(Entries from a dataset of interfaces)
=== Section Start ===

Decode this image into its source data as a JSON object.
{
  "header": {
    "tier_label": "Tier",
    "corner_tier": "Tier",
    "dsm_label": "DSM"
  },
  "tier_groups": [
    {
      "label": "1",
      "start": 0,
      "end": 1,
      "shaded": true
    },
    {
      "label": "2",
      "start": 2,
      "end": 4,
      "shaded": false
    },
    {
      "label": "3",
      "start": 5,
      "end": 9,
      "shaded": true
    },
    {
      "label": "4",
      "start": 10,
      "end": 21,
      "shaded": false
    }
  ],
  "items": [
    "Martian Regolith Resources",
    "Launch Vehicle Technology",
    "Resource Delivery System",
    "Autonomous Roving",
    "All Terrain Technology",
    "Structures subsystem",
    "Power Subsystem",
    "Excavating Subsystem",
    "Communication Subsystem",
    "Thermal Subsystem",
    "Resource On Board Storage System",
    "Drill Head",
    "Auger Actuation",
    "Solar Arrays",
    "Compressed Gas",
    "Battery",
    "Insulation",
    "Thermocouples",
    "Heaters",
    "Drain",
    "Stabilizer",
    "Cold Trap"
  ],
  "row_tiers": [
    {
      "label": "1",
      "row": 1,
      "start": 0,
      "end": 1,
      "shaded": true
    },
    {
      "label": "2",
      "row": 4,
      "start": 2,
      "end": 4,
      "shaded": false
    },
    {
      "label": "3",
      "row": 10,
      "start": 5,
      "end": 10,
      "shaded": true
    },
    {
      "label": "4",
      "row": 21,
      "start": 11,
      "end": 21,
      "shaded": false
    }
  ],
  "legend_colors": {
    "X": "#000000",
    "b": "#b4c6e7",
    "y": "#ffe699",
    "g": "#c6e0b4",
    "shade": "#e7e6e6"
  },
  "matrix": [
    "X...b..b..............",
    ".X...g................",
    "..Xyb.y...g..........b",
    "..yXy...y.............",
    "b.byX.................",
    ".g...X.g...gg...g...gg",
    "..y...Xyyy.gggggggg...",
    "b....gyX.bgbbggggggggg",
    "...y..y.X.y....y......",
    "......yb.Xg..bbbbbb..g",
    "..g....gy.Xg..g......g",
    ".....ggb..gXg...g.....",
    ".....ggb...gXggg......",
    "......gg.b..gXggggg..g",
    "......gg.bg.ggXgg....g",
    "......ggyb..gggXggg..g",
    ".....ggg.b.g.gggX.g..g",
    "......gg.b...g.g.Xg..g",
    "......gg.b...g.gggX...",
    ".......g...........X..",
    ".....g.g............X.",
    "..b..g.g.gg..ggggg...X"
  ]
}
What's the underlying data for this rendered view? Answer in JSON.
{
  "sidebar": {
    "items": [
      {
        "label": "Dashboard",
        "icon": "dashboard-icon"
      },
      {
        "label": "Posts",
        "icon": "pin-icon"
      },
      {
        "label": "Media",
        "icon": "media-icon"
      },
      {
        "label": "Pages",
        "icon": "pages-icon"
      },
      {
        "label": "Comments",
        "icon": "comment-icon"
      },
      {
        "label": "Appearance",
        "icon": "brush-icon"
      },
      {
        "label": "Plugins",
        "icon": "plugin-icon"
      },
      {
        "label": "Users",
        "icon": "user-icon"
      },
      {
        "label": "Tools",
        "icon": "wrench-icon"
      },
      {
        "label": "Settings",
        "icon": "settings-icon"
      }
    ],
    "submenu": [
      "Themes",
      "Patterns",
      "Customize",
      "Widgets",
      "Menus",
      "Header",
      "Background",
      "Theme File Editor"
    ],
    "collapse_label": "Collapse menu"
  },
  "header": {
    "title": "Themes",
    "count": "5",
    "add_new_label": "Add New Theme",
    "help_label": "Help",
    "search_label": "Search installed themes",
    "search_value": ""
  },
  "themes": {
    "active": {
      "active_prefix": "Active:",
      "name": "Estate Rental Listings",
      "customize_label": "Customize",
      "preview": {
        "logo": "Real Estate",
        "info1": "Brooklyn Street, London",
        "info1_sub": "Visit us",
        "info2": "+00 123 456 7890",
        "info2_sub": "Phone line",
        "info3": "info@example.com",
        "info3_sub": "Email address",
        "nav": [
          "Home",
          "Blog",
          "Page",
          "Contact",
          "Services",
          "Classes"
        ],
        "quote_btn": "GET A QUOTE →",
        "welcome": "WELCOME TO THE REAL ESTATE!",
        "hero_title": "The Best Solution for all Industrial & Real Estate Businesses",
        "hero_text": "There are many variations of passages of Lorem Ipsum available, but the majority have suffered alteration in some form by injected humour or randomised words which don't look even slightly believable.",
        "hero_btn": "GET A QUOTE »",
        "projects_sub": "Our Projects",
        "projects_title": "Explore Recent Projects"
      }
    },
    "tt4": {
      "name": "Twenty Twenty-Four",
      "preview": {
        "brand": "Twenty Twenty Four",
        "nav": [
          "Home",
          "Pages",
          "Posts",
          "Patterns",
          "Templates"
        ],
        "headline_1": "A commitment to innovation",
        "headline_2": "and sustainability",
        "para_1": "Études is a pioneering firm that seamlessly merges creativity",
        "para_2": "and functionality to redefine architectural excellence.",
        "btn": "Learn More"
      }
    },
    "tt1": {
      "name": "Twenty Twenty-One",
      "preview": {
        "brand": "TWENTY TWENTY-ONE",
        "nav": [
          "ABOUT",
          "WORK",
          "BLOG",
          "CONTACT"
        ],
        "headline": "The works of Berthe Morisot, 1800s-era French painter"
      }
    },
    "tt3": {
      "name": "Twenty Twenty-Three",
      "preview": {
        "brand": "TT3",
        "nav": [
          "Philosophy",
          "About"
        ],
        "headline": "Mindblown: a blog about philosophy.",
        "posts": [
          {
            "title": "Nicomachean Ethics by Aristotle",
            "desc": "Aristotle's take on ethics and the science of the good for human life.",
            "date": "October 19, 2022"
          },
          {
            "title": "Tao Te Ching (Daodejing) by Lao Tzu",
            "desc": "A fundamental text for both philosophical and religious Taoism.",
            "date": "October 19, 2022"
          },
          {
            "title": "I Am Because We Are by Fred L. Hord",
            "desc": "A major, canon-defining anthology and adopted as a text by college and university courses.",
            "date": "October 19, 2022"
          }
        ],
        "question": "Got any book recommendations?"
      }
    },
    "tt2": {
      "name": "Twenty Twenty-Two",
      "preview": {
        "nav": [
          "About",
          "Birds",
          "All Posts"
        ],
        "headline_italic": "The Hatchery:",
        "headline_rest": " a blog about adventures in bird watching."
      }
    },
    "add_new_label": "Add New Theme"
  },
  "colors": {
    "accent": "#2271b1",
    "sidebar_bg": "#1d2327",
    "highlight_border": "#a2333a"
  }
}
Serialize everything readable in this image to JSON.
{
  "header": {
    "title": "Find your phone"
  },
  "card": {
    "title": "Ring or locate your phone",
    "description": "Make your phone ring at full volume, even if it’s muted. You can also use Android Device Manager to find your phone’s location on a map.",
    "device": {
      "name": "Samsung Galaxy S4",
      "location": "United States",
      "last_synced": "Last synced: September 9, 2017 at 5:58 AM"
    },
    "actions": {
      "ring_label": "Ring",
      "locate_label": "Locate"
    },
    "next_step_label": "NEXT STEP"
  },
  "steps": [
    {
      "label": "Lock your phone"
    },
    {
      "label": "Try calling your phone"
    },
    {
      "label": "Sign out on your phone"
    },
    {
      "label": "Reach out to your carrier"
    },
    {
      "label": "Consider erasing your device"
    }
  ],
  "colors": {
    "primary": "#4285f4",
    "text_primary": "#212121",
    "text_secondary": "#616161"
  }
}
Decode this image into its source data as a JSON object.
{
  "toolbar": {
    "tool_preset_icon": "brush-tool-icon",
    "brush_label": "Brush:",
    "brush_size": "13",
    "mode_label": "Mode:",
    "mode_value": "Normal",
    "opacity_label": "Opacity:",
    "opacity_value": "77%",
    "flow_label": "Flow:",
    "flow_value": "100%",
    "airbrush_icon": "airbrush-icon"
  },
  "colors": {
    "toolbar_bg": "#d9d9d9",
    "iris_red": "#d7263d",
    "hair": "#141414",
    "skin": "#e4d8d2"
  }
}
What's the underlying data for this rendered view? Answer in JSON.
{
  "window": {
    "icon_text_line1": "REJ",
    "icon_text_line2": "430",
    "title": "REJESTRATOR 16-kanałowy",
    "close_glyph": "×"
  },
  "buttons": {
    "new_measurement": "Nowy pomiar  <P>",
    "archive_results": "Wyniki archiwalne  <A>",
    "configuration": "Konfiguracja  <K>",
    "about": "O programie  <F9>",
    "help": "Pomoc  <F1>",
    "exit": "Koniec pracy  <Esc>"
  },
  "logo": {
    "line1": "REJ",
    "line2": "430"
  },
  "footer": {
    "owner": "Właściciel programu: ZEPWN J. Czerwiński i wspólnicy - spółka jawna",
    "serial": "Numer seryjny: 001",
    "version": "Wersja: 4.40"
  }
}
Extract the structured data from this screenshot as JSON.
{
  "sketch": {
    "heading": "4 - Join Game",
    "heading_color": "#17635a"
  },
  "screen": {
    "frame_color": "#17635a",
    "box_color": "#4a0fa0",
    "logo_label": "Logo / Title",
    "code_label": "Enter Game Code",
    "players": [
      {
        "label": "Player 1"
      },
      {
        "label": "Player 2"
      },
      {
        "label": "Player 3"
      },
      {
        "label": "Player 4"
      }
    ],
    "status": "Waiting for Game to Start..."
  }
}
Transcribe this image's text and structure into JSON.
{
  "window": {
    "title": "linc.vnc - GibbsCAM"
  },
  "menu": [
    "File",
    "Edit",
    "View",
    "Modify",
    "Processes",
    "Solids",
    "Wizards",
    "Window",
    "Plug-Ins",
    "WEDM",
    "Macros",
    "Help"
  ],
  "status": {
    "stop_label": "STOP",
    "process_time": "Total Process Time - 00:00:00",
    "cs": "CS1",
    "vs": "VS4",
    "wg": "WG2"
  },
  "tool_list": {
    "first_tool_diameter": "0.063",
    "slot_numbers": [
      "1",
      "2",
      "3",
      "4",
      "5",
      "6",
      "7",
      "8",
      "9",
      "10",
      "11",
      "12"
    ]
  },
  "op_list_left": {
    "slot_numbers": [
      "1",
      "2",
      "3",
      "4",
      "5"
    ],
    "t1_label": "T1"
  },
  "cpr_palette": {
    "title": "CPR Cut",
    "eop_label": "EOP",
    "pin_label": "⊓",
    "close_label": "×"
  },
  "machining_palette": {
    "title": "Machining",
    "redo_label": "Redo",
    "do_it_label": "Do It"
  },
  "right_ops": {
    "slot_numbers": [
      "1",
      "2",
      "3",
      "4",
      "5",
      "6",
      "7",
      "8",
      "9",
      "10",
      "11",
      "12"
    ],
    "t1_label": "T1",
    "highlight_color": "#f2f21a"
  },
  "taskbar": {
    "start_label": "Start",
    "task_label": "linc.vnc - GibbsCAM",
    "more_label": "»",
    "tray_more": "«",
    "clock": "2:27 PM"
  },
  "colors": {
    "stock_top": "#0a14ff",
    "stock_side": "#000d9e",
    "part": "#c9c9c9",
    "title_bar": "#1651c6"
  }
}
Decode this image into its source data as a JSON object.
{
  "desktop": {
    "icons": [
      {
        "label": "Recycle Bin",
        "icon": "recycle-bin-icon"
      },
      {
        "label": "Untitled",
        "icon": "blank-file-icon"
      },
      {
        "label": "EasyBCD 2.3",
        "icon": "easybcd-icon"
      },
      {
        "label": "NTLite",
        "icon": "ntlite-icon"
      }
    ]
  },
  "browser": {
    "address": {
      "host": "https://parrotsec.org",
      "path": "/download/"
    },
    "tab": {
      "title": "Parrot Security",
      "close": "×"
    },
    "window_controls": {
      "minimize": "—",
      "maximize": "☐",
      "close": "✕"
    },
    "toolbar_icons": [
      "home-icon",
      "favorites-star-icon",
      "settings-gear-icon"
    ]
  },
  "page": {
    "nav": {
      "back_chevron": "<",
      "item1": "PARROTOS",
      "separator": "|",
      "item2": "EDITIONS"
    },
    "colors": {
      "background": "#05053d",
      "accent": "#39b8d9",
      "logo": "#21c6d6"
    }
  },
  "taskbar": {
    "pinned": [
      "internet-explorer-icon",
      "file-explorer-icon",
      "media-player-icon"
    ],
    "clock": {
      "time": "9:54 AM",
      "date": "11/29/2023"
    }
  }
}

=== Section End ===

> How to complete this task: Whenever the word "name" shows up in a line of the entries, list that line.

> Task solution:
      "name": "Estate Rental Listings",
      "name": "Twenty Twenty-Four",
      "name": "Twenty Twenty-One",
      "name": "Twenty Twenty-Three",
      "name": "Twenty Twenty-Two",
      "name": "Samsung Galaxy S4",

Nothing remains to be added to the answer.